Dataset entries:
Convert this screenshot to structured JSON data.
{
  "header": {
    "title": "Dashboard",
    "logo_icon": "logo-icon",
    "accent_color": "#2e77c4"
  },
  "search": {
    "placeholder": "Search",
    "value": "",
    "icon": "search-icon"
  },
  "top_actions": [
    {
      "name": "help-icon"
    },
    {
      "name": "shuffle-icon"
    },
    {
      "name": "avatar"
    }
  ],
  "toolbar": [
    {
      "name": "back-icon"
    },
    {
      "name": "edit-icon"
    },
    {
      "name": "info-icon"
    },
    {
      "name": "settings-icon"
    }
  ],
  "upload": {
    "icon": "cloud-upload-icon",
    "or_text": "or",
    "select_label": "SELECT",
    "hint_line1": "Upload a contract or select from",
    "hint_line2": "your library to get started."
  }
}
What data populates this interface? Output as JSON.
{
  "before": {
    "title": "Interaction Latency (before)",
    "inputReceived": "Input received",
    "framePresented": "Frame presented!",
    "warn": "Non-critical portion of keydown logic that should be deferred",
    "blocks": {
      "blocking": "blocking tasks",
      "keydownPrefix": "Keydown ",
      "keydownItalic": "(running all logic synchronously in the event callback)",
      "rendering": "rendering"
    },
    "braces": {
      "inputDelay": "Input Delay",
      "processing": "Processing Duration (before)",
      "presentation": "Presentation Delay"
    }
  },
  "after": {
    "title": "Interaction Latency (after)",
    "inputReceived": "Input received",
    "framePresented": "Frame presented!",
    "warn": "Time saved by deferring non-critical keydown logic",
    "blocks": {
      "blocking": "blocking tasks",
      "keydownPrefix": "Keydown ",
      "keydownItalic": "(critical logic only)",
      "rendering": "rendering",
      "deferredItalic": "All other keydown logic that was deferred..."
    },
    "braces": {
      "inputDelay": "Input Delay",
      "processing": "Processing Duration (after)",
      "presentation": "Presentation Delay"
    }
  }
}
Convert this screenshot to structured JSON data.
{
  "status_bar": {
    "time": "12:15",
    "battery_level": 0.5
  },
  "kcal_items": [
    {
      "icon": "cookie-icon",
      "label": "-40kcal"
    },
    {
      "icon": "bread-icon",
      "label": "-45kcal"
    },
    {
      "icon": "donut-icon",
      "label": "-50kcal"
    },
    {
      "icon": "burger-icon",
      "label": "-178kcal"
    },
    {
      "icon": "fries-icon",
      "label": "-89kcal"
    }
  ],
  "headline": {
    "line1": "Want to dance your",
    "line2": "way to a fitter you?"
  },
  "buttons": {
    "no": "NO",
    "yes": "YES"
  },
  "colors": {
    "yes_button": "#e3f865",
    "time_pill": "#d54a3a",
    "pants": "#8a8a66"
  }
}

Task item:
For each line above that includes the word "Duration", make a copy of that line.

Reply:
      "processing": "Processing Duration (before)",
      "processing": "Processing Duration (after)",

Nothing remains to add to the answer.